### What is needed
Reproduce all entries precisely, down to the last character.

### Listed records
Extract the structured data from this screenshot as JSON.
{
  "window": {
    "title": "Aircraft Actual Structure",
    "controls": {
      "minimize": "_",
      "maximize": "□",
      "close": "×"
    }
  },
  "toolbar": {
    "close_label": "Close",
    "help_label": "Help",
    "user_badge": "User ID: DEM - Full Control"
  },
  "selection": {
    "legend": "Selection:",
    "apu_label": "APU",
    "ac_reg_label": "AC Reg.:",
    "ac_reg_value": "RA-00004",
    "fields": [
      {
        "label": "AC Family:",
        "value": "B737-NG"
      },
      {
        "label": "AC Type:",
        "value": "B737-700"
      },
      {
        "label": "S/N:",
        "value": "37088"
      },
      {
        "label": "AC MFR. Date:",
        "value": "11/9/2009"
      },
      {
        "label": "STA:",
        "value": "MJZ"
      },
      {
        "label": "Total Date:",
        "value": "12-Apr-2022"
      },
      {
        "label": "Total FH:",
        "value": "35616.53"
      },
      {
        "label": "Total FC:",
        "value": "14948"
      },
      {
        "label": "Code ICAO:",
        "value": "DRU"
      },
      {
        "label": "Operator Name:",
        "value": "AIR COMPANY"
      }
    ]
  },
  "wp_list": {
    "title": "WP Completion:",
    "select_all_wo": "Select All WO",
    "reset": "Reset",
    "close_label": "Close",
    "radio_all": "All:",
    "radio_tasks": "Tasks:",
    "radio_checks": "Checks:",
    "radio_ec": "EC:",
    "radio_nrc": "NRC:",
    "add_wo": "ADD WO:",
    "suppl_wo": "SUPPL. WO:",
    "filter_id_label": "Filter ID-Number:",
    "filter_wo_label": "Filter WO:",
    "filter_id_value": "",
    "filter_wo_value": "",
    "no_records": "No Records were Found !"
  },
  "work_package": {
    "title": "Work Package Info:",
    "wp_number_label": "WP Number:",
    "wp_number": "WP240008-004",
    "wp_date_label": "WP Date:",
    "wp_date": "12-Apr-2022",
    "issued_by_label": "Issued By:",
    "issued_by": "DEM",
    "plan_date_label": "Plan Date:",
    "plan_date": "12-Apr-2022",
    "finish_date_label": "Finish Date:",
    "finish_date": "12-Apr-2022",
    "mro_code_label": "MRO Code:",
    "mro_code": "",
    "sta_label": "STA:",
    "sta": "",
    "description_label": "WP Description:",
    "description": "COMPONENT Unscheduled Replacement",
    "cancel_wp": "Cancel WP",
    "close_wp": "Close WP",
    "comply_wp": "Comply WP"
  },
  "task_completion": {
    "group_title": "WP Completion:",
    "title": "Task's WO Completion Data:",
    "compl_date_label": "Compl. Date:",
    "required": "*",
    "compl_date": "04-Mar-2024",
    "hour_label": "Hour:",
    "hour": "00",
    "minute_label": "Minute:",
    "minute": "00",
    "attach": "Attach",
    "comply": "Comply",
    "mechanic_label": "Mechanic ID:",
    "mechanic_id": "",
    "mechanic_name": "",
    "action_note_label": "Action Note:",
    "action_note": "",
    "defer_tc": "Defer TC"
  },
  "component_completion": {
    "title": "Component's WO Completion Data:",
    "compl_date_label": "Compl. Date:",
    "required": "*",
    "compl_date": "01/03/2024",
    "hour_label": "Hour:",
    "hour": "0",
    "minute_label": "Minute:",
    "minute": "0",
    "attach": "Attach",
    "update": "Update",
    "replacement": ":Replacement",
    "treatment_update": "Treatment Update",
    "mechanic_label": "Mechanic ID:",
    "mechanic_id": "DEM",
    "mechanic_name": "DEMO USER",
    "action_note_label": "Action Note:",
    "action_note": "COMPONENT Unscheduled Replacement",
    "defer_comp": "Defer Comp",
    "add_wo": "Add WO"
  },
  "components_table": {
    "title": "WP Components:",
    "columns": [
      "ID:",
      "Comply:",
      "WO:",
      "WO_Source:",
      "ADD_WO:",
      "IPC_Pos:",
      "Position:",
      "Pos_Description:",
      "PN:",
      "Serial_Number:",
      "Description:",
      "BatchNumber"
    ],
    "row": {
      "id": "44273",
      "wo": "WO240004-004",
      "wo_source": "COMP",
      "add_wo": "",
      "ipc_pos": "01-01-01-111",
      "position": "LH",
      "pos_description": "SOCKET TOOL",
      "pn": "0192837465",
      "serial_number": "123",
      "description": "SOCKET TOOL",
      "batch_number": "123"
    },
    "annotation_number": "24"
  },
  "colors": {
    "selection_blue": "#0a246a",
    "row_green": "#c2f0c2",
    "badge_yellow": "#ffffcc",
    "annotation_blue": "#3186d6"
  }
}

### Output below
Extract the structured data from this screenshot as JSON.
{
  "window": {
    "title": "Aircraft Actual Structure",
    "controls": {
      "minimize": "_",
      "maximize": "□",
      "close": "×"
    }
  },
  "toolbar": {
    "close_label": "Close",
    "help_label": "Help",
    "user_badge": "User ID: DEM - Full Control"
  },
  "selection": {
    "legend": "Selection:",
    "apu_label": "APU",
    "ac_reg_label": "AC Reg.:",
    "ac_reg_value": "RA-00004",
    "fields": [
      {
        "label": "AC Family:",
        "value": "B737-NG"
      },
      {
        "label": "AC Type:",
        "value": "B737-700"
      },
      {
        "label": "S/N:",
        "value": "37088"
      },
      {
        "label": "AC MFR. Date:",
        "value": "11/9/2009"
      },
      {
        "label": "STA:",
        "value": "MJZ"
      },
      {
        "label": "Total Date:",
        "value": "12-Apr-2022"
      },
      {
        "label": "Total FH:",
        "value": "35616.53"
      },
      {
        "label": "Total FC:",
        "value": "14948"
      },
      {
        "label": "Code ICAO:",
        "value": "DRU"
      },
      {
        "label": "Operator Name:",
        "value": "AIR COMPANY"
      }
    ]
  },
  "wp_list": {
    "title": "WP Completion:",
    "select_all_wo": "Select All WO",
    "reset": "Reset",
    "close_label": "Close",
    "radio_all": "All:",
    "radio_tasks": "Tasks:",
    "radio_checks": "Checks:",
    "radio_ec": "EC:",
    "radio_nrc": "NRC:",
    "add_wo": "ADD WO:",
    "suppl_wo": "SUPPL. WO:",
    "filter_id_label": "Filter ID-Number:",
    "filter_wo_label": "Filter WO:",
    "filter_id_value": "",
    "filter_wo_value": "",
    "no_records": "No Records were Found !"
  },
  "work_package": {
    "title": "Work Package Info:",
    "wp_number_label": "WP Number:",
    "wp_number": "WP240008-004",
    "wp_date_label": "WP Date:",
    "wp_date": "12-Apr-2022",
    "issued_by_label": "Issued By:",
    "issued_by": "DEM",
    "plan_date_label": "Plan Date:",
    "plan_date": "12-Apr-2022",
    "finish_date_label": "Finish Date:",
    "finish_date": "12-Apr-2022",
    "mro_code_label": "MRO Code:",
    "mro_code": "",
    "sta_label": "STA:",
    "sta": "",
    "description_label": "WP Description:",
    "description": "COMPONENT Unscheduled Replacement",
    "cancel_wp": "Cancel WP",
    "close_wp": "Close WP",
    "comply_wp": "Comply WP"
  },
  "task_completion": {
    "group_title": "WP Completion:",
    "title": "Task's WO Completion Data:",
    "compl_date_label": "Compl. Date:",
    "required": "*",
    "compl_date": "04-Mar-2024",
    "hour_label": "Hour:",
    "hour": "00",
    "minute_label": "Minute:",
    "minute": "00",
    "attach": "Attach",
    "comply": "Comply",
    "mechanic_label": "Mechanic ID:",
    "mechanic_id": "",
    "mechanic_name": "",
    "action_note_label": "Action Note:",
    "action_note": "",
    "defer_tc": "Defer TC"
  },
  "component_completion": {
    "title": "Component's WO Completion Data:",
    "compl_date_label": "Compl. Date:",
    "required": "*",
    "compl_date": "01/03/2024",
    "hour_label": "Hour:",
    "hour": "0",
    "minute_label": "Minute:",
    "minute": "0",
    "attach": "Attach",
    "update": "Update",
    "replacement": ":Replacement",
    "treatment_update": "Treatment Update",
    "mechanic_label": "Mechanic ID:",
    "mechanic_id": "DEM",
    "mechanic_name": "DEMO USER",
    "action_note_label": "Action Note:",
    "action_note": "COMPONENT Unscheduled Replacement",
    "defer_comp": "Defer Comp",
    "add_wo": "Add WO"
  },
  "components_table": {
    "title": "WP Components:",
    "columns": [
      "ID:",
      "Comply:",
      "WO:",
      "WO_Source:",
      "ADD_WO:",
      "IPC_Pos:",
      "Position:",
      "Pos_Description:",
      "PN:",
      "Serial_Number:",
      "Description:",
      "BatchNumber"
    ],
    "row": {
      "id": "44273",
      "wo": "WO240004-004",
      "wo_source": "COMP",
      "add_wo": "",
      "ipc_pos": "01-01-01-111",
      "position": "LH",
      "pos_description": "SOCKET TOOL",
      "pn": "0192837465",
      "serial_number": "123",
      "description": "SOCKET TOOL",
      "batch_number": "123"
    },
    "annotation_number": "24"
  },
  "colors": {
    "selection_blue": "#0a246a",
    "row_green": "#c2f0c2",
    "badge_yellow": "#ffffcc",
    "annotation_blue": "#3186d6"
  }
}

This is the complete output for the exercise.